As the car came to a stop in the driveway, I realized the actual reason of my visit, as we were greeted by one who was to become the third member of our crew.
Having arrived in Lunenburg 2 months ago, Nancy and Paul were doing her a favour by giving her a roof over her head, but everyone knew it was time for her to move on. Never having sailed before, a few things were going through my mind. With no experience on a boat, you cannot know issues regarding seasickness, or their ability to deal with rough weather or other precarious situations. Everyone must start somewhere though, and I decided to go out on a bit of a limb and give her this chance to prove her capabilities.
Her curiosity about every last inch of the boat kept me up all night, she had to know every little detail. What's in there? What does this do? Is it always this cold? Can I have that blanket?
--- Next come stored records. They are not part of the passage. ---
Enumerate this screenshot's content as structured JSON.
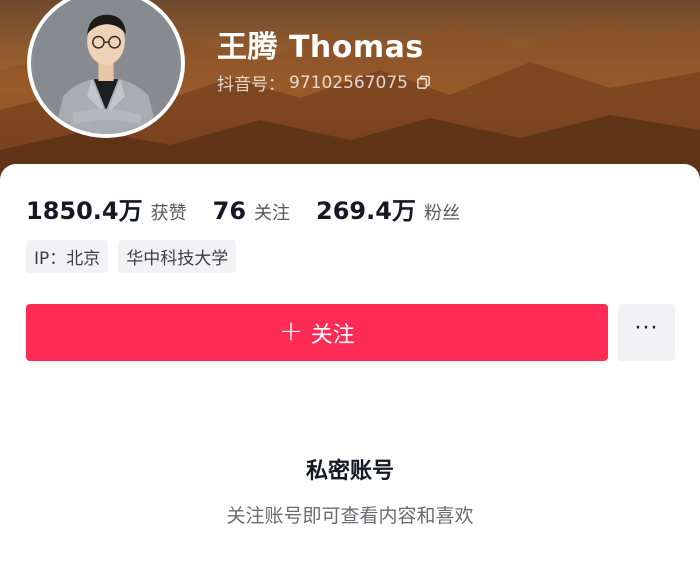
{
  "profile": {
    "nickname": "王腾 Thomas",
    "douyin_id_label": "抖音号：",
    "douyin_id": "97102567075"
  },
  "stats": [
    {
      "value": "1850.4万",
      "label": "获赞"
    },
    {
      "value": "76",
      "label": "关注"
    },
    {
      "value": "269.4万",
      "label": "粉丝"
    }
  ],
  "tags": [
    "IP：北京",
    "华中科技大学"
  ],
  "actions": {
    "follow_label": "关注",
    "plus_glyph": "+",
    "more_glyph": "···"
  },
  "private_notice": {
    "title": "私密账号",
    "description": "关注账号即可查看内容和喜欢"
  },
  "colors": {
    "accent": "#fe2c55",
    "banner": "#8e5a30"
  }
}
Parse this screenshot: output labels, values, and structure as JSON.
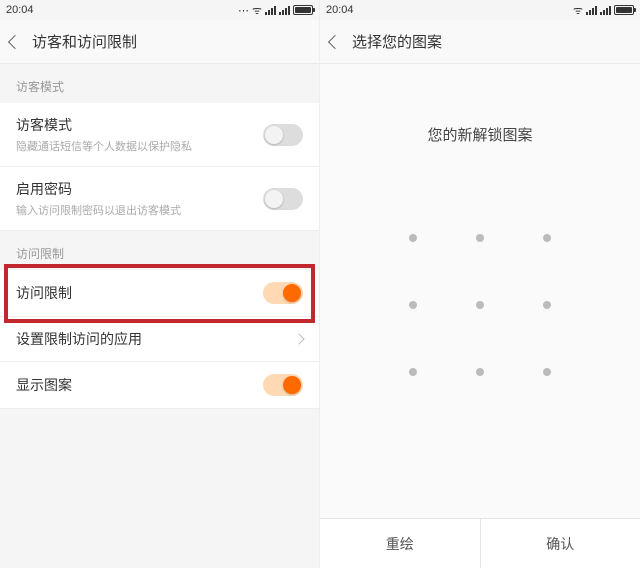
{
  "status": {
    "time": "20:04"
  },
  "left": {
    "nav_title": "访客和访问限制",
    "section_guest": "访客模式",
    "row_guest": {
      "title": "访客模式",
      "subtitle": "隐藏通话短信等个人数据以保护隐私"
    },
    "row_password": {
      "title": "启用密码",
      "subtitle": "输入访问限制密码以退出访客模式"
    },
    "section_restrict": "访问限制",
    "row_restrict": {
      "title": "访问限制"
    },
    "row_apps": {
      "title": "设置限制访问的应用"
    },
    "row_show_pattern": {
      "title": "显示图案"
    }
  },
  "right": {
    "nav_title": "选择您的图案",
    "pattern_title": "您的新解锁图案",
    "btn_redraw": "重绘",
    "btn_confirm": "确认"
  },
  "colors": {
    "accent": "#ff6a00",
    "highlight": "#c1272d"
  }
}
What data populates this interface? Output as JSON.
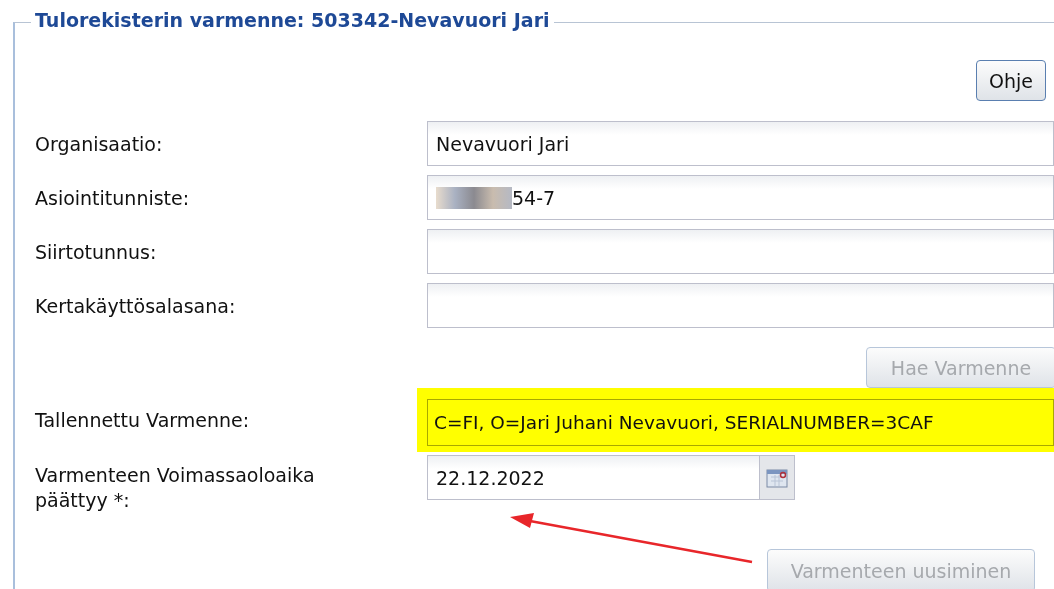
{
  "fieldset": {
    "legend": "Tulorekisterin varmenne: 503342-Nevavuori Jari"
  },
  "help_button": {
    "label": "Ohje",
    "disabled": false
  },
  "fields": [
    {
      "label": "Organisaatio:",
      "value": "Nevavuori Jari",
      "redacted": false
    },
    {
      "label": "Asiointitunniste:",
      "value": "54-7",
      "redacted": true
    },
    {
      "label": "Siirtotunnus:",
      "redacted": false
    },
    {
      "label": "Kertakäyttösalasana:",
      "redacted": false
    }
  ],
  "fetch_button": {
    "label": "Hae Varmenne",
    "disabled": true
  },
  "saved_certificate": {
    "label": "Tallennettu Varmenne:",
    "value": "C=FI, O=Jari Juhani Nevavuori, SERIALNUMBER=3CAF",
    "highlighted": true
  },
  "expiry": {
    "label": "Varmenteen Voimassaoloaika päättyy *:",
    "value": "22.12.2022"
  },
  "renew_button": {
    "label": "Varmenteen uusiminen",
    "disabled": true
  }
}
Where's my bunk? She does tend to talk a lot, which I guess will be alright, as I myself am a woman of few words.
I know myself what I am looking for in a crew, and I've had many people approach me in recent days, having heard rumors of available bunks to Cuba through the grapevine. I have declined all offers thus far, because I know that certain 'feeling' that should be there, that instant rapport that cannot be explained, but can be easily recognized by its absence. Tom B. has got it, and so has my new recruit.